Why did the Federal Reserve begin raising interest rates after seven years of keeping them near zero?
In March 2015, the FOMC indicated in its postmeeting statement that it anticipated that it would be appropriate to raise the target range for the federal funds rate when it had seen further improvement in the labor market and was reasonably confident that inflation would move back to its 2 percent objective over the medium term. In December 2015, the Committee judged that both of those tests had been met. Given the outlook for the economy and the fact that it takes time for policy actions to affect future economic outcomes, the Committee decided to raise its target for policy interest rates. The Committee noted in its statement that monetary policy remains accommodative, thereby supporting further improvement in labor market conditions and a return to 2 percent inflation.

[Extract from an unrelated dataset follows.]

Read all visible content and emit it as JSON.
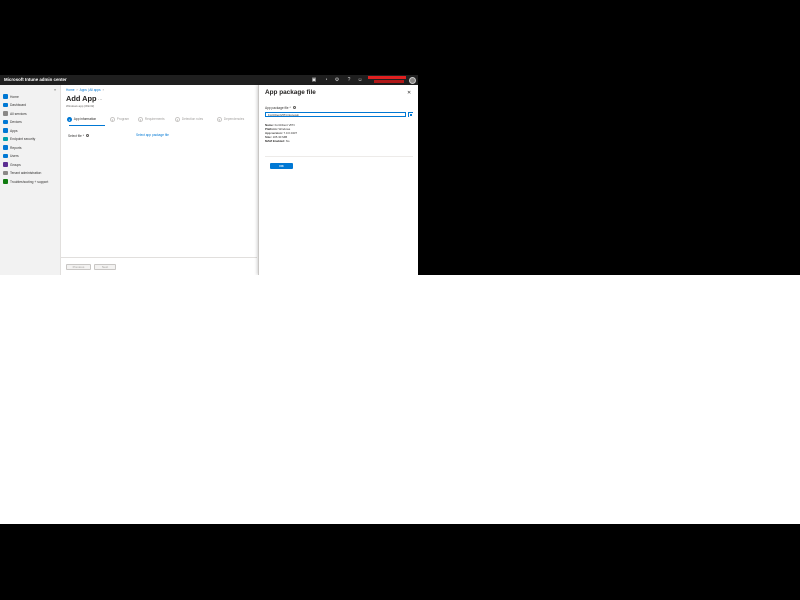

The Federal Reserve pursues policy to promote the goals of maximum employment and stable prices set forth by the Congress in the Federal Reserve Act. During the global financial crisis, the FOMC cut short-term interest rates to nearly zero. To promote economic recovery, the FOMC then undertook a series of large-scale asset purchase programs and used its communications about the path of future policy rates (known as forward guidance). Since October 2009, the unemployment rate has fallen from its peak of 10 percent to 5 percent in November 2015. Inflation--as measured by the increase in the price index for personal consumption expenditures--has generally run somewhat below the FOMC's objective of 2 percent, averaging about 1-1/2 percent since the recession began in late 2007. Inflation was especially low in 2015, held down by declines in energy prices and in prices of non-energy imports. However, with the economy having strengthened considerably, the FOMC is reasonably confident that inflation will move back to 2 percent as energy and import prices stabilize and the economic expansion continues.